I am an Assistant Professor of Economics at Rutgers University. I recently completed a two-year postdoc at the University of Chicago’s Harris School of Public Policy.
My research focuses on how public policy can reduce poverty, increase economic opportunity, and encourage egalitarian social attitudes, while identifying unintended consequences. Specifically, my current research looks at the EITC and finds that this program helped lead to the rise of working mothers in the 1970s (link), improved the education and employment outcomes of children of EITC recipients (link), changed social attitudes about the role of women in society (link), and had positive effects on marriage and fertility (link).
In new work with Maggie R Jones at the U.S. Census, we show that the EITC helps pay for itself by increasing various forms of tax revenue and by decreasing reliance on other forms of public assistance (link). I presented this research at the NBER spring public economics meeting.
I recently received a grant from the Smith Richardson Foundation to continue my research on the EITC. My dissertation was chosen as a winner of the 2017 Outstanding Doctoral Dissertations in Government Finance and Taxation by the National Tax Association.

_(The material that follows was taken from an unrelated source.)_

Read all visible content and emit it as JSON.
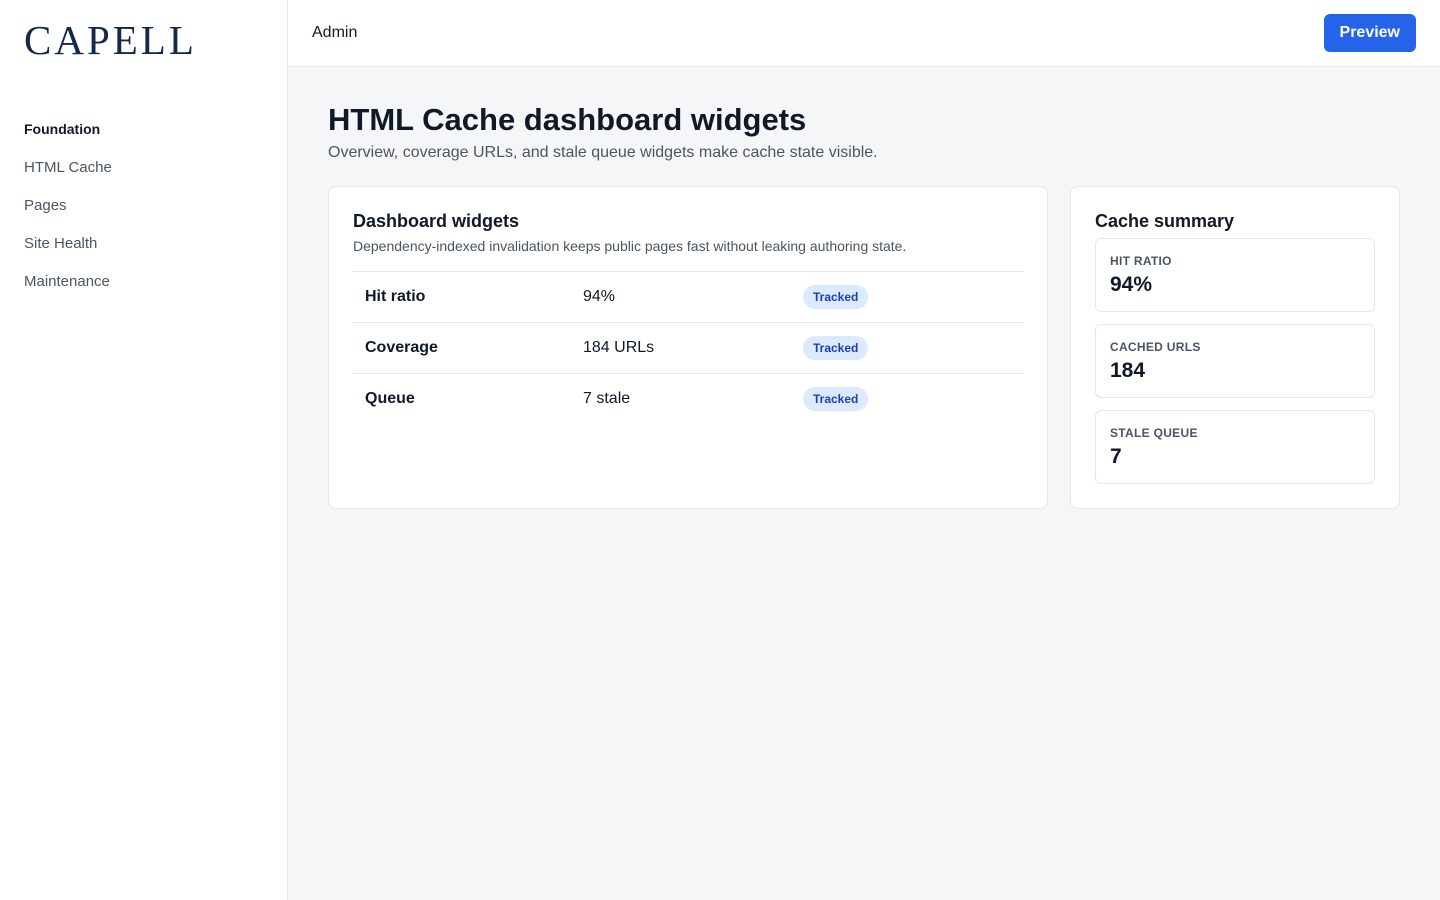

I completed a Ph.D. in Economics at the University of Michigan, as well as an M.A. in Economics at New York University and a B.A. in Mathematics.